Some explain the crucifixion more politically: a leader of a subversive Jewish group was executed by Roman authority. Leaders of rebellions have always been targets of official wrath (See "Zealot: The Life and Times of Jesus of Nazareth," by Reza Aslan). Still others think of it as a welcome Friday holiday, a good time to watch NHL playoffs and sitcoms on TV.
There’s plenty of ambivalence to go ‘round . . .
. . . as there is surrounding the entire Easter cycle in the church calendar.
“The modern English term Easter, cognate with modern German Ostern, developed from the Old English word Ēastre or Ēostre. This is generally held to have originally referred to the name of an Anglo-Saxon goddess, Ēostre, a form of the widely attested Indo-European dawn goddess.” (Click here for more.)

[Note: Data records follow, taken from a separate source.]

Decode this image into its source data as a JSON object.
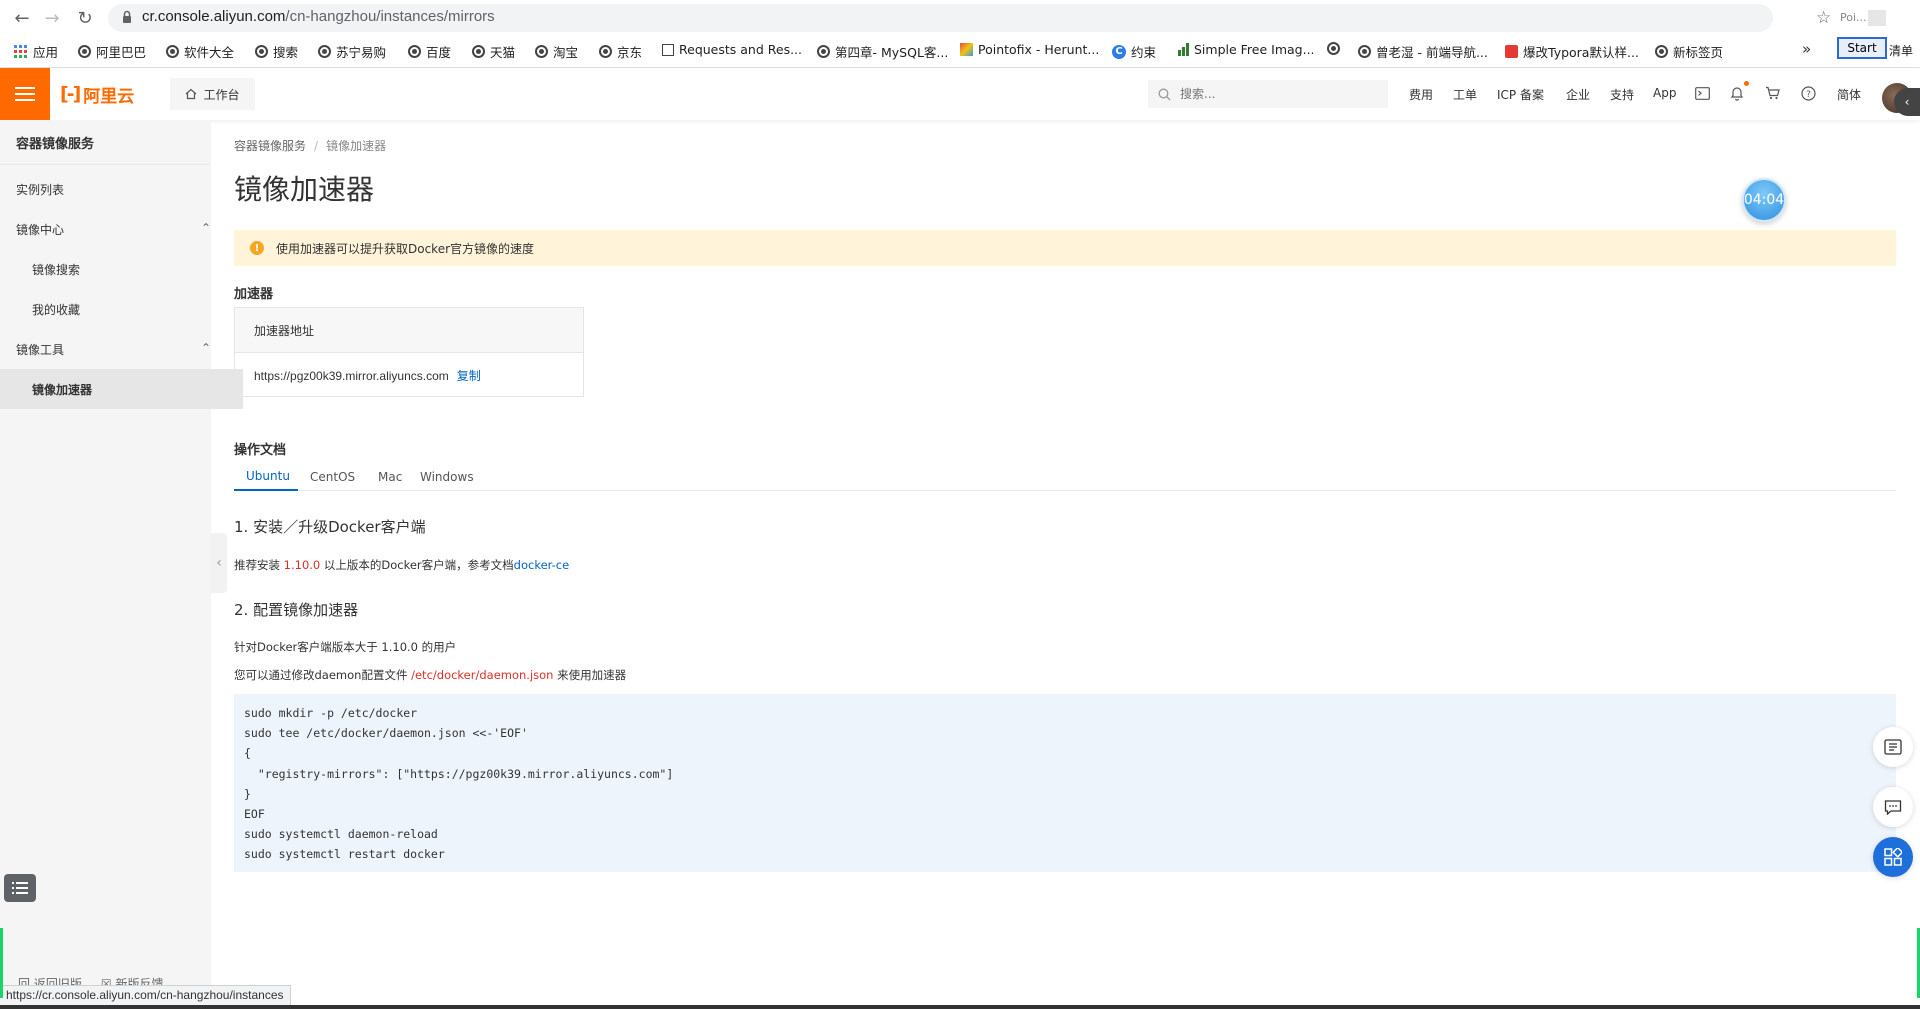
{
  "browser": {
    "url_host": "cr.console.aliyun.com",
    "url_path": "/cn-hangzhou/instances/mirrors",
    "extension_label": "Poi...",
    "bookmarks": [
      {
        "label": "应用"
      },
      {
        "label": "阿里巴巴"
      },
      {
        "label": "软件大全"
      },
      {
        "label": "搜索"
      },
      {
        "label": "苏宁易购"
      },
      {
        "label": "百度"
      },
      {
        "label": "天猫"
      },
      {
        "label": "淘宝"
      },
      {
        "label": "京东"
      },
      {
        "label": "Requests and Res..."
      },
      {
        "label": "第四章- MySQL客..."
      },
      {
        "label": "Pointofix - Herunt..."
      },
      {
        "label": "约束"
      },
      {
        "label": "Simple Free Imag..."
      },
      {
        "label": ""
      },
      {
        "label": "曾老湿 - 前端导航..."
      },
      {
        "label": "爆改Typora默认样..."
      },
      {
        "label": "新标签页"
      }
    ],
    "more_label": "»",
    "start_label": "Start",
    "tail_label": "清单",
    "status_url": "https://cr.console.aliyun.com/cn-hangzhou/instances"
  },
  "console": {
    "logo_text": "阿里云",
    "workbench_label": "工作台",
    "search_placeholder": "搜索...",
    "nav": [
      "费用",
      "工单",
      "ICP 备案",
      "企业",
      "支持",
      "App"
    ],
    "lang_label": "简体"
  },
  "sidebar": {
    "title": "容器镜像服务",
    "items": [
      {
        "label": "实例列表"
      },
      {
        "label": "镜像中心"
      },
      {
        "label": "镜像搜索"
      },
      {
        "label": "我的收藏"
      },
      {
        "label": "镜像工具"
      },
      {
        "label": "镜像加速器"
      }
    ],
    "bottom_text": "回 返回旧版     ☒ 新版反馈"
  },
  "main": {
    "breadcrumb": [
      "容器镜像服务",
      "镜像加速器"
    ],
    "title": "镜像加速器",
    "timer": "04:04",
    "notice": "使用加速器可以提升获取Docker官方镜像的速度",
    "accelerator": {
      "section_title": "加速器",
      "column_header": "加速器地址",
      "address": "https://pgz00k39.mirror.aliyuncs.com",
      "copy_label": "复制"
    },
    "docs": {
      "section_title": "操作文档",
      "tabs": [
        "Ubuntu",
        "CentOS",
        "Mac",
        "Windows"
      ],
      "step1_title": "1. 安装／升级Docker客户端",
      "step1_pre": "推荐安装 ",
      "step1_version": "1.10.0",
      "step1_mid": " 以上版本的Docker客户端，参考文档",
      "step1_link": "docker-ce",
      "step2_title": "2. 配置镜像加速器",
      "step2_line1": "针对Docker客户端版本大于 1.10.0 的用户",
      "step2_line2_pre": "您可以通过修改daemon配置文件 ",
      "step2_path": "/etc/docker/daemon.json",
      "step2_line2_post": " 来使用加速器",
      "code": [
        "sudo mkdir -p /etc/docker",
        "sudo tee /etc/docker/daemon.json <<-'EOF'",
        "{",
        "  \"registry-mirrors\": [\"https://pgz00k39.mirror.aliyuncs.com\"]",
        "}",
        "EOF",
        "sudo systemctl daemon-reload",
        "sudo systemctl restart docker"
      ]
    }
  },
  "colors": {
    "brand": "#ff6a00",
    "link": "#0064c8",
    "notice_bg": "#fff4d9"
  }
}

Orthodoxy has always insisted that contrary to our experience, a body that’s been dead for three days can recover physically, miraculously, and that that must be believed as fact, otherwise the gospel message is null and void. (I’ve been astounded at the lengths to which commentators on—and researchers of—the resurrection have been willing to go to prove or disprove the authenticity of the miraculous resurrection; see a typical website on the subject of the Shroud of Turin, for instance.) Liberal theology is more likely to accept a metaphoric resurrection, i.e. the ignition of a fire that spreads throughout the world and is evident today in the extraordinary impact Christ’s followers, equipped with his spirit and fervour, have had and are continuing to have.

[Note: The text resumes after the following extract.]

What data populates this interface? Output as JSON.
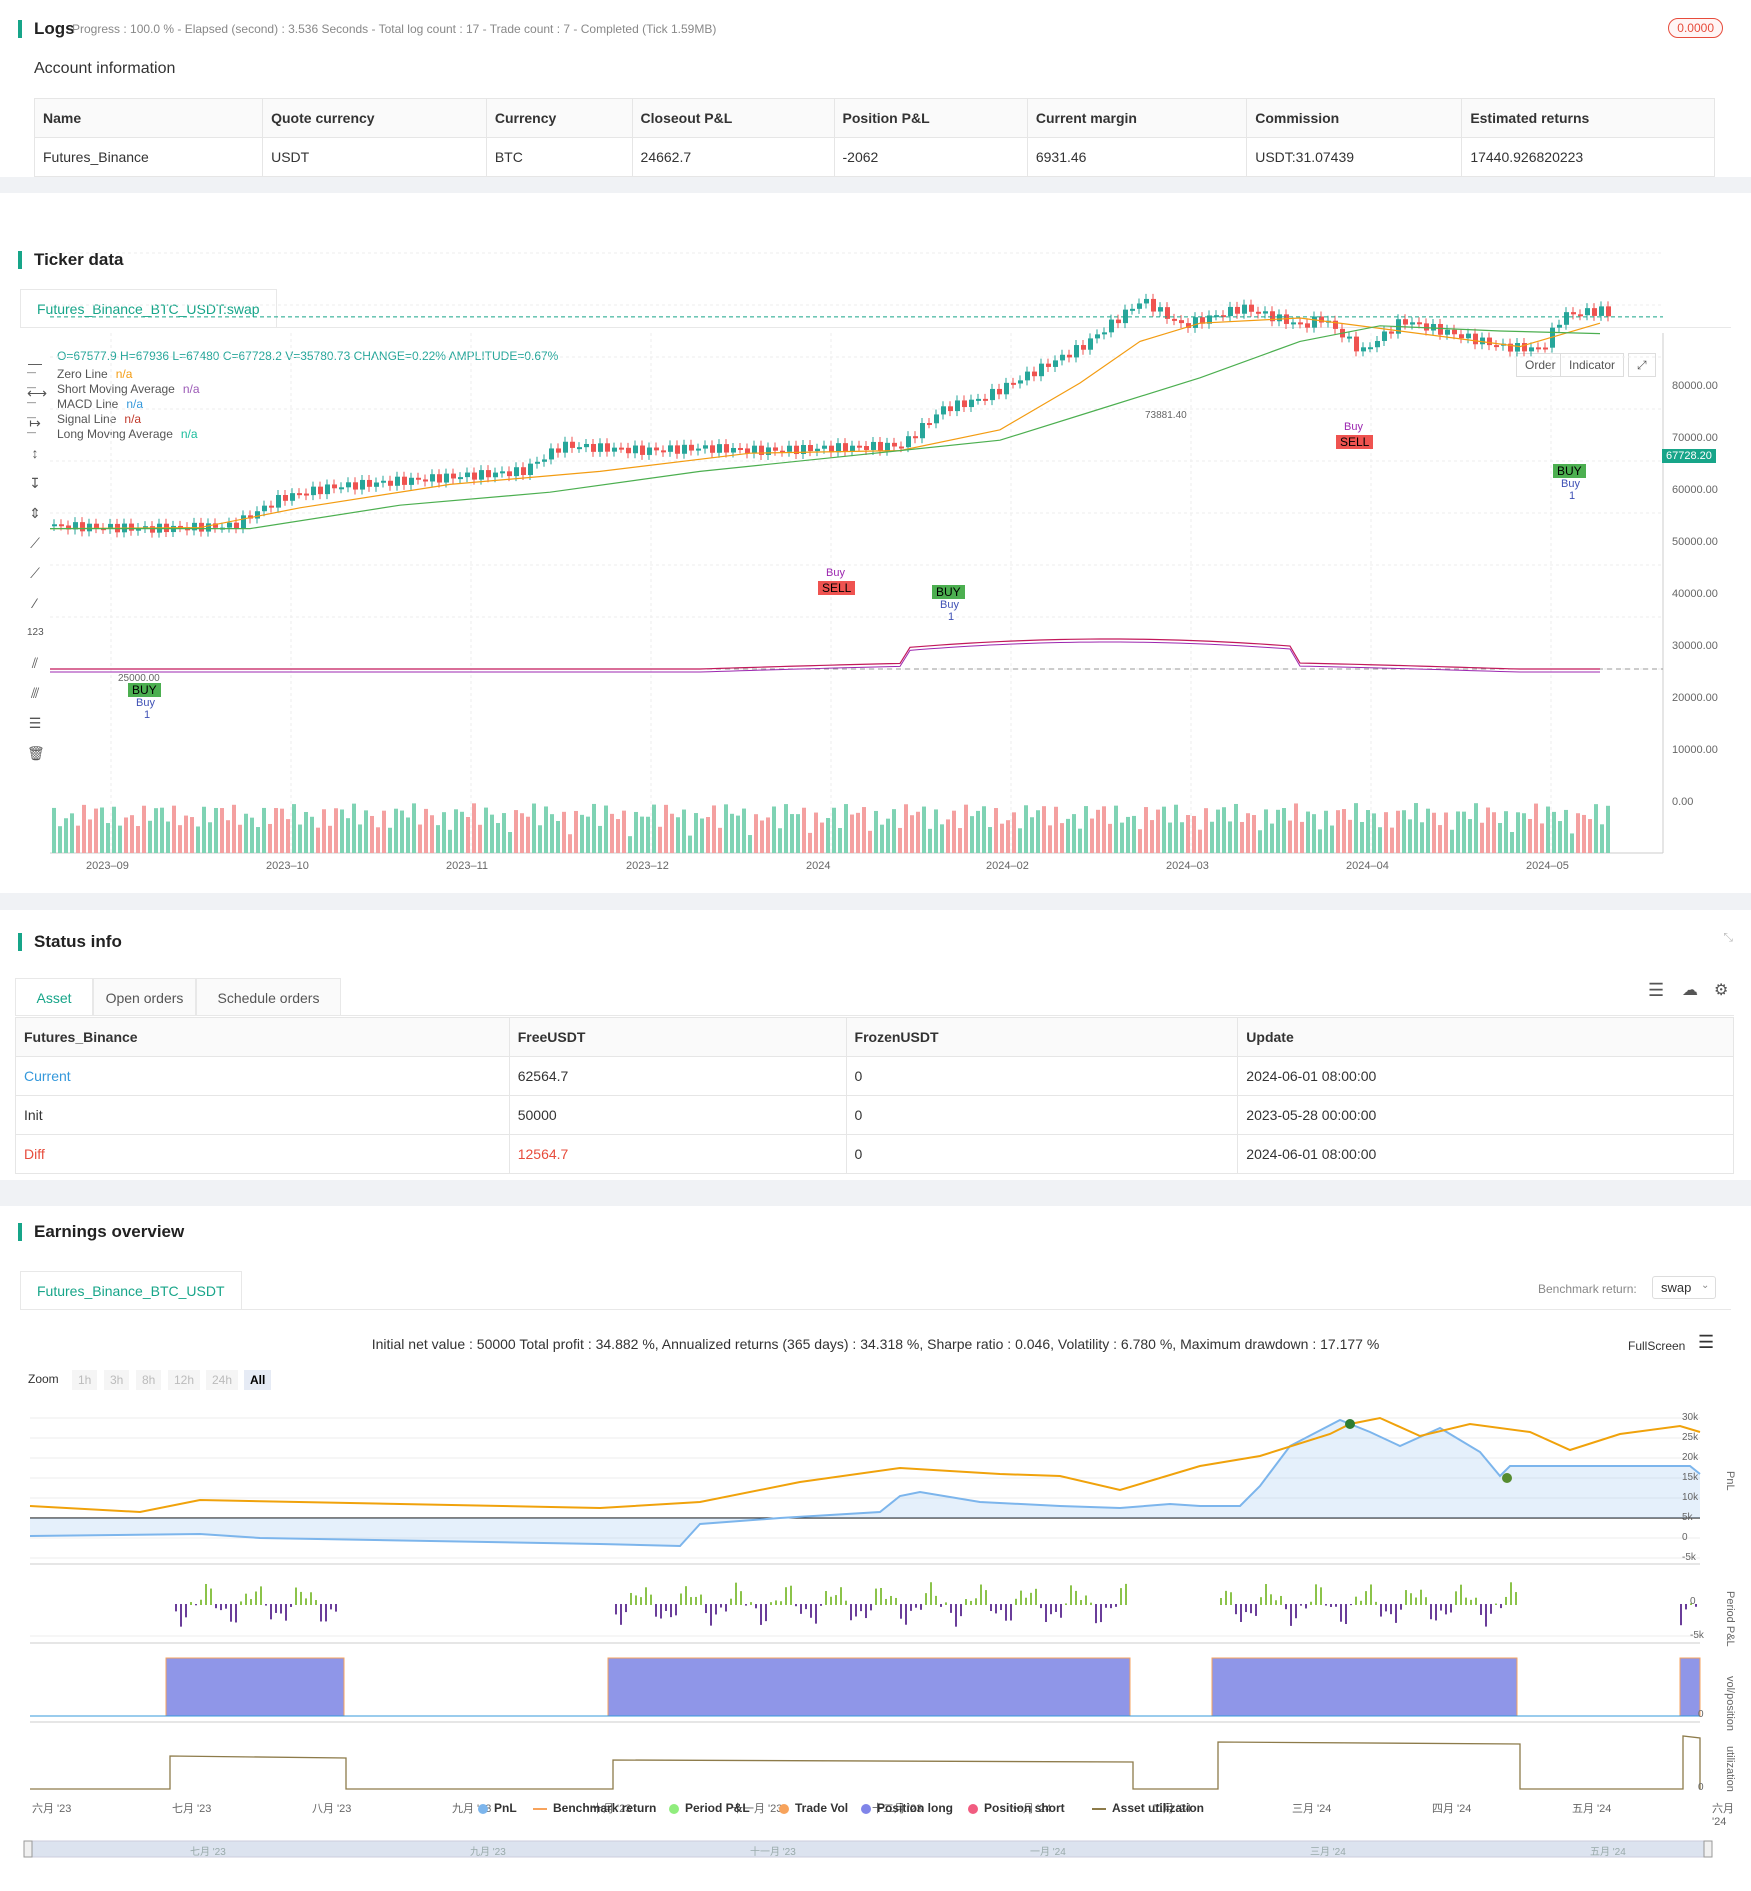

By this reasoning, though, Genghis Khan, Winston Churchill and, yes, Elvis Presley are capable of “resurrection” and of lingering on as presences in the world, a thesis that’s not impossible to defend.
The metaphoric conception of the resurrection, of course, has to assume that early gospel writers stretched the truth, or else wrote in a code that they understood . . . but that we tend to confuse with historical accounting.
This kind of speculation, of course, plays havoc with those whose faith is founded on the hope of their own resurrection and that mystical transaction that makes eternal life possible, and makes belief the key. It also messes with our delight in Easter bunnies, Easter bonnets, Easter eggs and the euphoria surrounding the message and the music associated with both spring and hope arriving simultaneously (the former not to be the case this year, apparently).
No matter how one understands the Easter sequence, it seems to me the message in it must be remarkably similar in import. In a world of pain, suffering and hopelessness, there was one who saw in every human a child of God and found the strength to sacrifice himself to relieve the lostness he saw around him. To the hungry, he gave food; to the sick, healing; to still others, like Nicodemus, a vision for rebirth into a better reality; and to all, he offered hope.
No matter how the story of Easter is interpreted, unless it creates in us fervour for the core message it will remain meaningless and Easter bunnies, Easter eggs, and NHL playoffs will have to do, especially when spring seems a distant dream.